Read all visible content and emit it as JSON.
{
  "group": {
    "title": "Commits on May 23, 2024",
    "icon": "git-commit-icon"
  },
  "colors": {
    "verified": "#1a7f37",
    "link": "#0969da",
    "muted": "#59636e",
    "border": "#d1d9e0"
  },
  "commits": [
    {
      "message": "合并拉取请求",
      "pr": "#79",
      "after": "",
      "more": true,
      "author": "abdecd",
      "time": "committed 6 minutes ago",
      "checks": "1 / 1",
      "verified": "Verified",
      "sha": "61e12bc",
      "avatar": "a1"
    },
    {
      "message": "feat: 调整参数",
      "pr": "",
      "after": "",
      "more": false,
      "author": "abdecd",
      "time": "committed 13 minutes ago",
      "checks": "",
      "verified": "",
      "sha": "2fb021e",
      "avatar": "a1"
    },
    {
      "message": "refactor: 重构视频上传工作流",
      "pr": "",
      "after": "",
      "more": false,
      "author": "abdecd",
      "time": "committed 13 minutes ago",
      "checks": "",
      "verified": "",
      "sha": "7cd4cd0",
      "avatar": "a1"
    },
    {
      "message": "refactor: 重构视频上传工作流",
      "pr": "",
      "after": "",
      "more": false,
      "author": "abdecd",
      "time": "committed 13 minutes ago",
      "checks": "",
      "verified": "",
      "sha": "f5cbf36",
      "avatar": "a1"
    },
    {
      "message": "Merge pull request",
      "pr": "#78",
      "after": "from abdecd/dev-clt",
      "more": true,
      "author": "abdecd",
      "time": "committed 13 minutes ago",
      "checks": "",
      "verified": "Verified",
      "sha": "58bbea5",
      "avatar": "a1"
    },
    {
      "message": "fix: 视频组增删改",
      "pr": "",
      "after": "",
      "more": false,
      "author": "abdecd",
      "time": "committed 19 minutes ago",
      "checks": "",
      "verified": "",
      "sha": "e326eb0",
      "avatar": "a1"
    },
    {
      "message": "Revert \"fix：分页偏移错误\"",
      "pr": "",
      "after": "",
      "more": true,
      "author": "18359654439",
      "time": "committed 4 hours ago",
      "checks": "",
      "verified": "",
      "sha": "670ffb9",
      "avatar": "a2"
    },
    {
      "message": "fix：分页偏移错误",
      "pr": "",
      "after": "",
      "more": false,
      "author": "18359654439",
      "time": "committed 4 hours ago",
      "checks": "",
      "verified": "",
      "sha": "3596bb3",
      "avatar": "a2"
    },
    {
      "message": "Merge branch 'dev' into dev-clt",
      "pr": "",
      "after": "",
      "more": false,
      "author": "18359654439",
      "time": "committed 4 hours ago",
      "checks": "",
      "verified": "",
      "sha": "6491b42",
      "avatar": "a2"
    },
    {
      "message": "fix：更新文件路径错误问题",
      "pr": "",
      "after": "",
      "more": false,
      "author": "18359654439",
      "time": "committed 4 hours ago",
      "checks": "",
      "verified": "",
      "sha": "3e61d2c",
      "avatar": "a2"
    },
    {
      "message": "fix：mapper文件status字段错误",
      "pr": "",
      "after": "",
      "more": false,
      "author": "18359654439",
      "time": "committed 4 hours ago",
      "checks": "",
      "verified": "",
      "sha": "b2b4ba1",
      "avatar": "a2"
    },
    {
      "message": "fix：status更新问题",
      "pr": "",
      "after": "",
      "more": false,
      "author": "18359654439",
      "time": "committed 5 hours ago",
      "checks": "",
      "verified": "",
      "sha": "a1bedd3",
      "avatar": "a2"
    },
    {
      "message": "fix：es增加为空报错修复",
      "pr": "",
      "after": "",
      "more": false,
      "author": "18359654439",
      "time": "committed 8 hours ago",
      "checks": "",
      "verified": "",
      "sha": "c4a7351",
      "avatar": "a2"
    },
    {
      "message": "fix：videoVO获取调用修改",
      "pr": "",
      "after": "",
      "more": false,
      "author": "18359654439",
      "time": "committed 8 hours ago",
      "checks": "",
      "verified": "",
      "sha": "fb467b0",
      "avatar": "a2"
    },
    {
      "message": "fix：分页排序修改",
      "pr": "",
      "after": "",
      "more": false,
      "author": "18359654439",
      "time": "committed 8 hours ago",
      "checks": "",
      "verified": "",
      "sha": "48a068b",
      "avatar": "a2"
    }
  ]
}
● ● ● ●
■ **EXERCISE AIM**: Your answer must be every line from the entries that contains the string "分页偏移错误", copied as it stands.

■ **FINAL ANSWER**:
      "message": "Revert \"fix：分页偏移错误\"",
      "message": "fix：分页偏移错误",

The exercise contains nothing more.